**What to work on**. Give back the entries exactly as they read, leaving each image out.

**Provided material**.

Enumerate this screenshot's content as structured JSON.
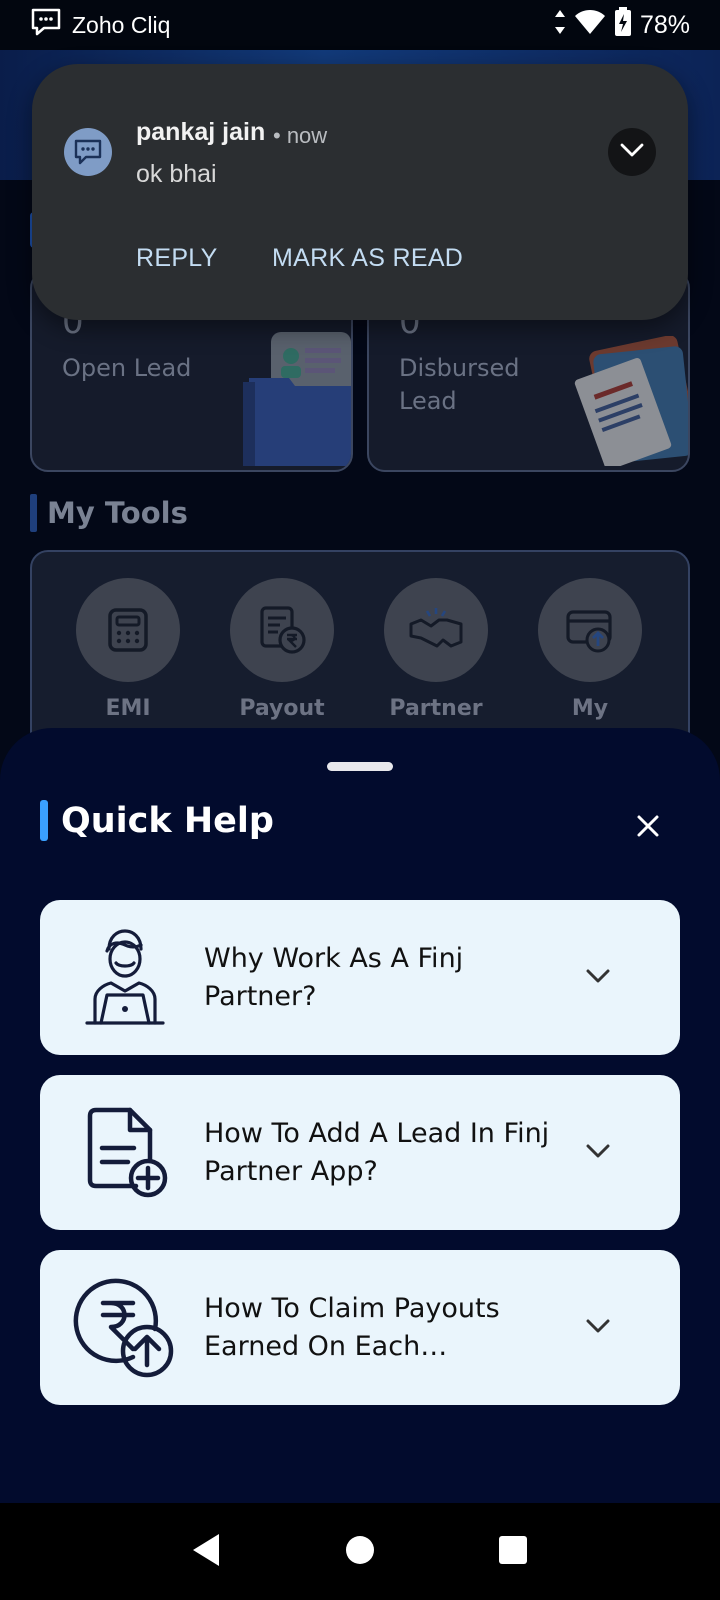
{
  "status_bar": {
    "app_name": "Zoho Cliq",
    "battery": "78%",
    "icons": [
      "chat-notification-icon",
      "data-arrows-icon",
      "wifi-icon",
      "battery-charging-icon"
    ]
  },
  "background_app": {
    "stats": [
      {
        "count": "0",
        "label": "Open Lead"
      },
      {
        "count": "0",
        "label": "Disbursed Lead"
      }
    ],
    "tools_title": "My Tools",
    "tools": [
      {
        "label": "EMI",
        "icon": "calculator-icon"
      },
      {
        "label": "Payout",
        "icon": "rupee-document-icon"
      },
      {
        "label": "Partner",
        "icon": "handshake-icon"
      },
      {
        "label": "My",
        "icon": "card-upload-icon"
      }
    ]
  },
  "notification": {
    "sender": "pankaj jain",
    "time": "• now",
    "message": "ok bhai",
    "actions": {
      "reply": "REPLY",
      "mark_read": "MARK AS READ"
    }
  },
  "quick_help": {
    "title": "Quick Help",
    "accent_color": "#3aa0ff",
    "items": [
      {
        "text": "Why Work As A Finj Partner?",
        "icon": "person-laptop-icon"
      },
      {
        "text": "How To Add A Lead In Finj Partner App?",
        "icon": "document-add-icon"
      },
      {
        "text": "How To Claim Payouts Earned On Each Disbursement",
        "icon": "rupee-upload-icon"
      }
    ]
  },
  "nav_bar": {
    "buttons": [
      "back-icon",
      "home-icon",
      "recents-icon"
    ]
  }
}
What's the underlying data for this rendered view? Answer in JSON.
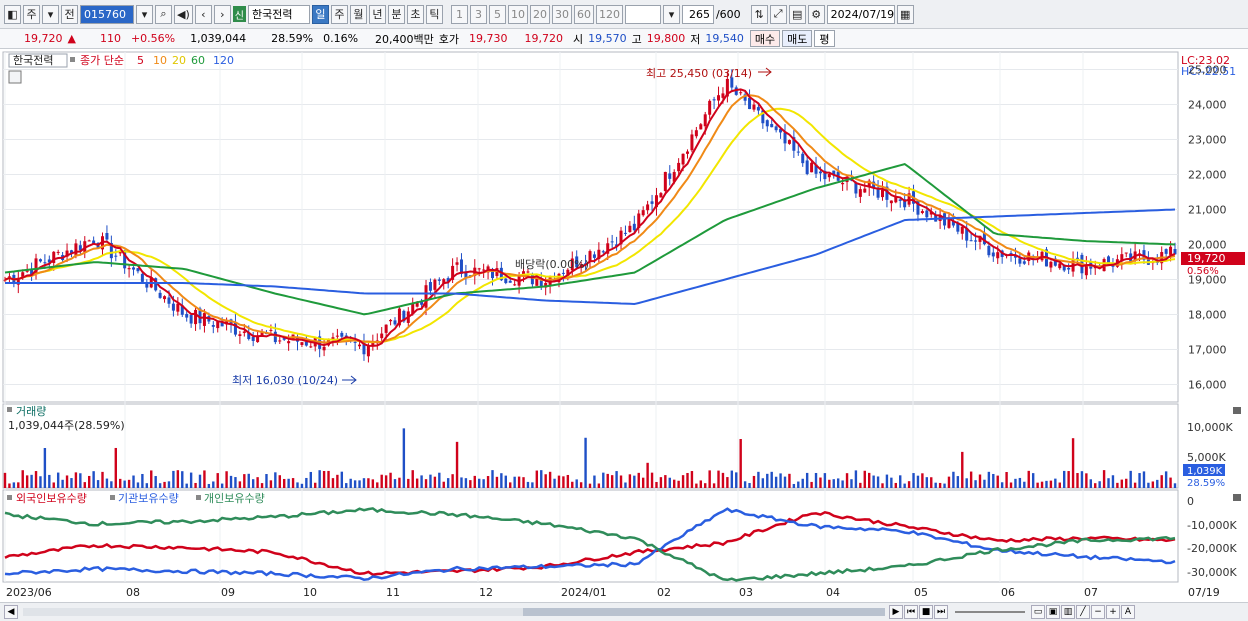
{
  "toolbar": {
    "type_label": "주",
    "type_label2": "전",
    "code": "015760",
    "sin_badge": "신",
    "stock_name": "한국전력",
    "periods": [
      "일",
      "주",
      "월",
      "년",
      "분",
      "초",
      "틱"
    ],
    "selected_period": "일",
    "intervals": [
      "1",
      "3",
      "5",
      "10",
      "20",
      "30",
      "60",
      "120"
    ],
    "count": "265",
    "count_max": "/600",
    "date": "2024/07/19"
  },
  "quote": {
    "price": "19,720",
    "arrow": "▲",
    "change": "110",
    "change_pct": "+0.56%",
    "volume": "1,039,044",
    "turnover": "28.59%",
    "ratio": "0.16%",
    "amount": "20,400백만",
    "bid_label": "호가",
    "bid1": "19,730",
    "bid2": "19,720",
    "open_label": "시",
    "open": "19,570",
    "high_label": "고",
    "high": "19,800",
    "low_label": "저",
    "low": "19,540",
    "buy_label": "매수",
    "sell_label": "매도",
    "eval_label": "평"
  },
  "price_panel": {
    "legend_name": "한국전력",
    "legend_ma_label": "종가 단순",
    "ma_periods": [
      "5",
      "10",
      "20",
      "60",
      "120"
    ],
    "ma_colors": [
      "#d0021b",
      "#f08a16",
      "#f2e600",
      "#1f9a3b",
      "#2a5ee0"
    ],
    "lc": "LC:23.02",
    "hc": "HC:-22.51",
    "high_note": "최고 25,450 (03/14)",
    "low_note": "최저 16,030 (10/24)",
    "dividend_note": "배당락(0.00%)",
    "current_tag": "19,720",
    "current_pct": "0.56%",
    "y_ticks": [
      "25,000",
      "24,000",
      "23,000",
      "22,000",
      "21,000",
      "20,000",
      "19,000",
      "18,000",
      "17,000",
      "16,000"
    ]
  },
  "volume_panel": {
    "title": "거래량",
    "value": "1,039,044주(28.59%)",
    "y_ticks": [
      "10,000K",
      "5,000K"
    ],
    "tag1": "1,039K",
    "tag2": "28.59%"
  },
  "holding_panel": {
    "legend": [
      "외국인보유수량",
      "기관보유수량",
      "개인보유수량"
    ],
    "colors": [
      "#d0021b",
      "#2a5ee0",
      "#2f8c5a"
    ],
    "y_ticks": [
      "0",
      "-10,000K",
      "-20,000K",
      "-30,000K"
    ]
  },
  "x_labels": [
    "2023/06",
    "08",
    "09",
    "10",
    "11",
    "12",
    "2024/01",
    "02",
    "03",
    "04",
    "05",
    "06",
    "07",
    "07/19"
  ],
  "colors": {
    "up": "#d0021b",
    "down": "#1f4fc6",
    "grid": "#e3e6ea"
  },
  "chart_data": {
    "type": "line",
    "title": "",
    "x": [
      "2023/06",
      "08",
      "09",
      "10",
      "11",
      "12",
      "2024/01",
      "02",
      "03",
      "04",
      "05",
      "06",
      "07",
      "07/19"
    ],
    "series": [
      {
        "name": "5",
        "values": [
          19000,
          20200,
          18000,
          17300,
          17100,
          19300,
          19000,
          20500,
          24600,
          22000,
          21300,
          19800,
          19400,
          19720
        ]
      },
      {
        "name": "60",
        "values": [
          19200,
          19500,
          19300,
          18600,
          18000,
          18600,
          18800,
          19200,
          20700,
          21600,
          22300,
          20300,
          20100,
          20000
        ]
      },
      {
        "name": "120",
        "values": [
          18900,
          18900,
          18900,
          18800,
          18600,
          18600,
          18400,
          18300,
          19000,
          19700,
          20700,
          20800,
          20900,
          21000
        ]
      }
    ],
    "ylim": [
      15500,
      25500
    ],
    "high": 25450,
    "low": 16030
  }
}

**Task answer**.
Enumerate this screenshot's content as structured JSON.
{
  "status_bar": {
    "app_name": "Zoho Cliq",
    "battery": "78%",
    "icons": [
      "chat-notification-icon",
      "data-arrows-icon",
      "wifi-icon",
      "battery-charging-icon"
    ]
  },
  "background_app": {
    "stats": [
      {
        "count": "0",
        "label": "Open Lead"
      },
      {
        "count": "0",
        "label": "Disbursed Lead"
      }
    ],
    "tools_title": "My Tools",
    "tools": [
      {
        "label": "EMI",
        "icon": "calculator-icon"
      },
      {
        "label": "Payout",
        "icon": "rupee-document-icon"
      },
      {
        "label": "Partner",
        "icon": "handshake-icon"
      },
      {
        "label": "My",
        "icon": "card-upload-icon"
      }
    ]
  },
  "notification": {
    "sender": "pankaj jain",
    "time": "• now",
    "message": "ok bhai",
    "actions": {
      "reply": "REPLY",
      "mark_read": "MARK AS READ"
    }
  },
  "quick_help": {
    "title": "Quick Help",
    "accent_color": "#3aa0ff",
    "items": [
      {
        "text": "Why Work As A Finj Partner?",
        "icon": "person-laptop-icon"
      },
      {
        "text": "How To Add A Lead In Finj Partner App?",
        "icon": "document-add-icon"
      },
      {
        "text": "How To Claim Payouts Earned On Each Disbursement",
        "icon": "rupee-upload-icon"
      }
    ]
  },
  "nav_bar": {
    "buttons": [
      "back-icon",
      "home-icon",
      "recents-icon"
    ]
  }
}
What's the underlying data for this rendered view? Answer in JSON.
{
  "toolbar": {
    "type_label": "주",
    "type_label2": "전",
    "code": "015760",
    "sin_badge": "신",
    "stock_name": "한국전력",
    "periods": [
      "일",
      "주",
      "월",
      "년",
      "분",
      "초",
      "틱"
    ],
    "selected_period": "일",
    "intervals": [
      "1",
      "3",
      "5",
      "10",
      "20",
      "30",
      "60",
      "120"
    ],
    "count": "265",
    "count_max": "/600",
    "date": "2024/07/19"
  },
  "quote": {
    "price": "19,720",
    "arrow": "▲",
    "change": "110",
    "change_pct": "+0.56%",
    "volume": "1,039,044",
    "turnover": "28.59%",
    "ratio": "0.16%",
    "amount": "20,400백만",
    "bid_label": "호가",
    "bid1": "19,730",
    "bid2": "19,720",
    "open_label": "시",
    "open": "19,570",
    "high_label": "고",
    "high": "19,800",
    "low_label": "저",
    "low": "19,540",
    "buy_label": "매수",
    "sell_label": "매도",
    "eval_label": "평"
  },
  "price_panel": {
    "legend_name": "한국전력",
    "legend_ma_label": "종가 단순",
    "ma_periods": [
      "5",
      "10",
      "20",
      "60",
      "120"
    ],
    "ma_colors": [
      "#d0021b",
      "#f08a16",
      "#f2e600",
      "#1f9a3b",
      "#2a5ee0"
    ],
    "lc": "LC:23.02",
    "hc": "HC:-22.51",
    "high_note": "최고 25,450 (03/14)",
    "low_note": "최저 16,030 (10/24)",
    "dividend_note": "배당락(0.00%)",
    "current_tag": "19,720",
    "current_pct": "0.56%",
    "y_ticks": [
      "25,000",
      "24,000",
      "23,000",
      "22,000",
      "21,000",
      "20,000",
      "19,000",
      "18,000",
      "17,000",
      "16,000"
    ]
  },
  "volume_panel": {
    "title": "거래량",
    "value": "1,039,044주(28.59%)",
    "y_ticks": [
      "10,000K",
      "5,000K"
    ],
    "tag1": "1,039K",
    "tag2": "28.59%"
  },
  "holding_panel": {
    "legend": [
      "외국인보유수량",
      "기관보유수량",
      "개인보유수량"
    ],
    "colors": [
      "#d0021b",
      "#2a5ee0",
      "#2f8c5a"
    ],
    "y_ticks": [
      "0",
      "-10,000K",
      "-20,000K",
      "-30,000K"
    ]
  },
  "x_labels": [
    "2023/06",
    "08",
    "09",
    "10",
    "11",
    "12",
    "2024/01",
    "02",
    "03",
    "04",
    "05",
    "06",
    "07",
    "07/19"
  ],
  "colors": {
    "up": "#d0021b",
    "down": "#1f4fc6",
    "grid": "#e3e6ea"
  },
  "chart_data": {
    "type": "line",
    "title": "",
    "x": [
      "2023/06",
      "08",
      "09",
      "10",
      "11",
      "12",
      "2024/01",
      "02",
      "03",
      "04",
      "05",
      "06",
      "07",
      "07/19"
    ],
    "series": [
      {
        "name": "5",
        "values": [
          19000,
          20200,
          18000,
          17300,
          17100,
          19300,
          19000,
          20500,
          24600,
          22000,
          21300,
          19800,
          19400,
          19720
        ]
      },
      {
        "name": "60",
        "values": [
          19200,
          19500,
          19300,
          18600,
          18000,
          18600,
          18800,
          19200,
          20700,
          21600,
          22300,
          20300,
          20100,
          20000
        ]
      },
      {
        "name": "120",
        "values": [
          18900,
          18900,
          18900,
          18800,
          18600,
          18600,
          18400,
          18300,
          19000,
          19700,
          20700,
          20800,
          20900,
          21000
        ]
      }
    ],
    "ylim": [
      15500,
      25500
    ],
    "high": 25450,
    "low": 16030
  }
}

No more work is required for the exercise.